Once able to mindlessly grab a snack, or being able to go out to a restaurant on a whim, Asa now has to think about everything he eats. The routine now consists of testing, eating, calculating the carbohydrate ratio for everything he ate and testing again. At school, he isn’t able to accompany his friends back to class for recess, but rather he has to go to the front office and document all of the foods he ate at lunch, test, insulin, and document again. It is at these times that Asa has had to sacrifice in ways that his peers will never understand.
When asked how she felt after hearing the diagnosis, Krista said, “I felt like I failed him. I went back over everything I had done while I was pregnant, while he was a baby and was just beating myself up with mom guilt.” But once she was able to push aside the feelings of guilt for something she, nor anyone else, has any control over, her mom-pride shines bright for her son. “He is amazing, he is my hero.
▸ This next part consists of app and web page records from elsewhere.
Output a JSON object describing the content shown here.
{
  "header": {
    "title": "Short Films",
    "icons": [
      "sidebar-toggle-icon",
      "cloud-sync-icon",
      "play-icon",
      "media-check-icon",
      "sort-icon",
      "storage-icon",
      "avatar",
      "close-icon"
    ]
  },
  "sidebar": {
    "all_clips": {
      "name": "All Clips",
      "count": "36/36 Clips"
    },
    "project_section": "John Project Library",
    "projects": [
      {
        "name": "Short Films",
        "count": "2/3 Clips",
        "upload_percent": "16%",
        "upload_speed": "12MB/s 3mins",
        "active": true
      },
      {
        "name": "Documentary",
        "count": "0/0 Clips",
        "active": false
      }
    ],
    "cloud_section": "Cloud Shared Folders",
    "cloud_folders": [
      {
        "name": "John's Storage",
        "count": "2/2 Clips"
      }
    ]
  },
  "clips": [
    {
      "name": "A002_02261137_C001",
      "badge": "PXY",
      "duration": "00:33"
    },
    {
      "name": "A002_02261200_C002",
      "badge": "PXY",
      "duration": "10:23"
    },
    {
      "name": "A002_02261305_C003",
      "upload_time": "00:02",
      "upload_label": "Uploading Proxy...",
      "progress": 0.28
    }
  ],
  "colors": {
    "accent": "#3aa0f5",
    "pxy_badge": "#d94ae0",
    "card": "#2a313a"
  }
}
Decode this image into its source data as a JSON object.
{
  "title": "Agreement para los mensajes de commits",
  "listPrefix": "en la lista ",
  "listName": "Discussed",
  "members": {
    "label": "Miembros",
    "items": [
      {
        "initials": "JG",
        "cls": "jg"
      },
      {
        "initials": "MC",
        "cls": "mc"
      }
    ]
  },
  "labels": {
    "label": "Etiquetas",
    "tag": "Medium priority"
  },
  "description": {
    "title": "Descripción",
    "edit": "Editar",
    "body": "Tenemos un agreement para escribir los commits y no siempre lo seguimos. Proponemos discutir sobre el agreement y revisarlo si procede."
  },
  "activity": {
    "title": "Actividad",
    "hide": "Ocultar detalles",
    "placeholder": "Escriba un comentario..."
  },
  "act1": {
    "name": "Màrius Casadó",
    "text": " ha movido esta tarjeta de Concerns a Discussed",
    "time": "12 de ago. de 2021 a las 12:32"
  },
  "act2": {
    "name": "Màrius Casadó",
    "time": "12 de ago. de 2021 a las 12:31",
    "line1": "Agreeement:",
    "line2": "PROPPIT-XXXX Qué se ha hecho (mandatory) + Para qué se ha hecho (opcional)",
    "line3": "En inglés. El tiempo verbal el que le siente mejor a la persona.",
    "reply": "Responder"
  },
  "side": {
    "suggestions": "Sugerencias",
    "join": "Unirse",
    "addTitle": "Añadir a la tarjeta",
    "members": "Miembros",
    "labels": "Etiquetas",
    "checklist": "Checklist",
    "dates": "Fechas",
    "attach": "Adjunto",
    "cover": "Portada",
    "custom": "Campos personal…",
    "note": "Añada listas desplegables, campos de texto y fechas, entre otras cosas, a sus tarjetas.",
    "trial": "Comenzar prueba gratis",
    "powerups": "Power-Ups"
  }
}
He has been a rock star through all of this and just takes it like this is just something he has to do.” It is clear to anyone who talks to Asa that his future is bright, and with the love and support of his family, there will be nothing to hold him back.
The Ties That Bind
If all of these parents were to write down the one thing that caused them the most anguish after their children received the diagnosis of Type 1 Diabetes, it would be the same across the board. Time after time each of them said, “I felt like I had done something wrong.” The same wishes and prayers of “I’d take this from them and give it to myself in a heartbeat” can be read across each of their faces. One by one these families have had to watch as their friends’ children are diagnosed with the disease that they “wouldn’t wish on anyone.” One by one they have comforted, guided and cried alongside one another as they try to find the answers. They have become their own support group, meeting and checking in on one another to make sure that today is a good day. It is said that it takes a village to raise a child. In the case of these extraordinary families, they have made their own village one of safety and support, not only for the children but for the parents as well.